### Material shown
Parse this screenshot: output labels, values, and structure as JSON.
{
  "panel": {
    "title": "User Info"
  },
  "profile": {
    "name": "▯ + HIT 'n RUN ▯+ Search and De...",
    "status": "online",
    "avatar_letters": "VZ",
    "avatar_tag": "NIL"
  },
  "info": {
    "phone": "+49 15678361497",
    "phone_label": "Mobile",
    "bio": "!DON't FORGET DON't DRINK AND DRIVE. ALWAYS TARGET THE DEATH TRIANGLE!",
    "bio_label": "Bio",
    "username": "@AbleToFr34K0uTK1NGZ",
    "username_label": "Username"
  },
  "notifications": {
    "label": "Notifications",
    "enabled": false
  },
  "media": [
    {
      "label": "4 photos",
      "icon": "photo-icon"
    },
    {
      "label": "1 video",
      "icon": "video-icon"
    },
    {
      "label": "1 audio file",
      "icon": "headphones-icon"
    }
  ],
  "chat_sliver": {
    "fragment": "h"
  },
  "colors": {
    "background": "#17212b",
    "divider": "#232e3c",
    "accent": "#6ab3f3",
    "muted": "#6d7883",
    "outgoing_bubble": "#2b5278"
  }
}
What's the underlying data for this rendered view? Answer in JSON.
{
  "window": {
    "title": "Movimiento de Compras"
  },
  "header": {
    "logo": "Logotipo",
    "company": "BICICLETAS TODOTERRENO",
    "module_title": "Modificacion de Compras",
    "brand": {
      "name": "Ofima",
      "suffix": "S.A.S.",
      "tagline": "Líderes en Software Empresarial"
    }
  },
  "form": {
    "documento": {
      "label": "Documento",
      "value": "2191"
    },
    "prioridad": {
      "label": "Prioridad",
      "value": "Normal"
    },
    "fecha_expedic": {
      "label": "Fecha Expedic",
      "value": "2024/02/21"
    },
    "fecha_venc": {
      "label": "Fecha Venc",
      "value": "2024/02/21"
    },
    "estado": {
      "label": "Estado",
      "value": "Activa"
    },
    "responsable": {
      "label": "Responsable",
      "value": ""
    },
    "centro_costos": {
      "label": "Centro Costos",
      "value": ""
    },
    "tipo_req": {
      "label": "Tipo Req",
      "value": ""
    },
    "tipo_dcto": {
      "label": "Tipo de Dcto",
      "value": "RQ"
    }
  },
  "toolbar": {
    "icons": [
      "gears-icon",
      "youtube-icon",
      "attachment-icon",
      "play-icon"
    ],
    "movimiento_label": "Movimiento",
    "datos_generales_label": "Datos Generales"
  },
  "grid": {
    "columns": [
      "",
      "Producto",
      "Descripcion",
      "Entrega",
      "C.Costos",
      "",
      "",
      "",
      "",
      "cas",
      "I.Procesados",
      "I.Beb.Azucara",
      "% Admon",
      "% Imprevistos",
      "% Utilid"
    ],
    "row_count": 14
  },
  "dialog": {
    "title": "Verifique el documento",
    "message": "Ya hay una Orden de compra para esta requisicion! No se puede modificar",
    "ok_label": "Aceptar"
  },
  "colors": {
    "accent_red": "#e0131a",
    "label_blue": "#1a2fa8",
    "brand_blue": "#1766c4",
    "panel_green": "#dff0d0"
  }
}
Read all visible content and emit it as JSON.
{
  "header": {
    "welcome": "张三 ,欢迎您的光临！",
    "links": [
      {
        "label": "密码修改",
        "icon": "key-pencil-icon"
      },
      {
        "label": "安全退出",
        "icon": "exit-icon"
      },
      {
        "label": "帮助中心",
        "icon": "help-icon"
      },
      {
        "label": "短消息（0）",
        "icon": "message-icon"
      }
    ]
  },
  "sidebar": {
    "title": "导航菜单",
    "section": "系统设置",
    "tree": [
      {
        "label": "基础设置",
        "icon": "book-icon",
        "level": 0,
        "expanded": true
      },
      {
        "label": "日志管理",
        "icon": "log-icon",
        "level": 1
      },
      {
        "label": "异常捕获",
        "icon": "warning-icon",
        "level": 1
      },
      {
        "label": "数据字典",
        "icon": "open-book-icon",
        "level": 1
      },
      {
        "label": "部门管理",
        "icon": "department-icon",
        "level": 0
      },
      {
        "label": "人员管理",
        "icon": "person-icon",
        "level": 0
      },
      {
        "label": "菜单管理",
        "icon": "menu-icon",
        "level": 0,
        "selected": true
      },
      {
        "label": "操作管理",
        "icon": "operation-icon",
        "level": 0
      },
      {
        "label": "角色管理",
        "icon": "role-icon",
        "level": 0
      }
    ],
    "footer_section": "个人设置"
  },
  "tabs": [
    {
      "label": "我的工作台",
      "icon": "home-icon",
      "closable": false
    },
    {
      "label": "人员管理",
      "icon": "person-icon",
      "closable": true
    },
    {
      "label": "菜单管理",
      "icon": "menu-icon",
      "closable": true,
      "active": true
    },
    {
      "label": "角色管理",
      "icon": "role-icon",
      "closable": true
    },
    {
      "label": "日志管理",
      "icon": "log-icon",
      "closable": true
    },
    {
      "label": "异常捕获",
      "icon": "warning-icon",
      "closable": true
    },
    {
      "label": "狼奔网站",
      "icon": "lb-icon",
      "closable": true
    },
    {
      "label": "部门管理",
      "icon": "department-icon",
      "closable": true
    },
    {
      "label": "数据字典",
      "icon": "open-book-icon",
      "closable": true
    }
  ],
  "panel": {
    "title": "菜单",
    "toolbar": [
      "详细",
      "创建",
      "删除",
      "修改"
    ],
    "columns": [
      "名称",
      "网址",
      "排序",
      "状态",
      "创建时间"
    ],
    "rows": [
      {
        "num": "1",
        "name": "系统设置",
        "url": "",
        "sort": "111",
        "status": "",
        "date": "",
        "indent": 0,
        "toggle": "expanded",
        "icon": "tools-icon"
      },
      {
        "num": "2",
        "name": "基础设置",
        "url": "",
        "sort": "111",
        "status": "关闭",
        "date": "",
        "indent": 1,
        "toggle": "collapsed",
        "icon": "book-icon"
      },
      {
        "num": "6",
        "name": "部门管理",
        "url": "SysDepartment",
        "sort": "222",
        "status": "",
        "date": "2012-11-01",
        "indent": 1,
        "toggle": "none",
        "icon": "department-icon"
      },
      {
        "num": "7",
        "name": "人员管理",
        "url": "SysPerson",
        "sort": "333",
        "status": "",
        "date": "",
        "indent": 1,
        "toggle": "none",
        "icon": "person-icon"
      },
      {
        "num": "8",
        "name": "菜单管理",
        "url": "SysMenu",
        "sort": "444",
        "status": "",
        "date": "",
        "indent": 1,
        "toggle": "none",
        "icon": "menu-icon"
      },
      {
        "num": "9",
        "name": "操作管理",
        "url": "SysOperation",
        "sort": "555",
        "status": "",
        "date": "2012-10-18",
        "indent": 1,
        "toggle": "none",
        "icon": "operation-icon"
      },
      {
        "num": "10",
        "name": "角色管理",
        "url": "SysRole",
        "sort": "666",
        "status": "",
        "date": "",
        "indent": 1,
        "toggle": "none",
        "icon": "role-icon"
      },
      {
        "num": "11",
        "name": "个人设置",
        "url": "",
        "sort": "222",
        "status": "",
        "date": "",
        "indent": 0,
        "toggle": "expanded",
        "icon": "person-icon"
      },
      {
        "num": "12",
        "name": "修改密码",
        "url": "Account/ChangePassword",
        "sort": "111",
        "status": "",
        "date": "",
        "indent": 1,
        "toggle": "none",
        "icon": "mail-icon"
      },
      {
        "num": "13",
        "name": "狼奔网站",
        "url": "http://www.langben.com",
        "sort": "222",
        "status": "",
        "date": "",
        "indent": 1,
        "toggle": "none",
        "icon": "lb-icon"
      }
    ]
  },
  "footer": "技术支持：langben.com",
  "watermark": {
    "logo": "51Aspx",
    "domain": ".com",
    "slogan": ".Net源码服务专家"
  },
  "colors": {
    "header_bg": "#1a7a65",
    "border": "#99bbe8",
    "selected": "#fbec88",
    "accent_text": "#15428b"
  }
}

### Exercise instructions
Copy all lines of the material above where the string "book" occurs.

### Reply
        "icon": "book-icon",
        "icon": "open-book-icon",
      "icon": "open-book-icon",
        "icon": "book-icon"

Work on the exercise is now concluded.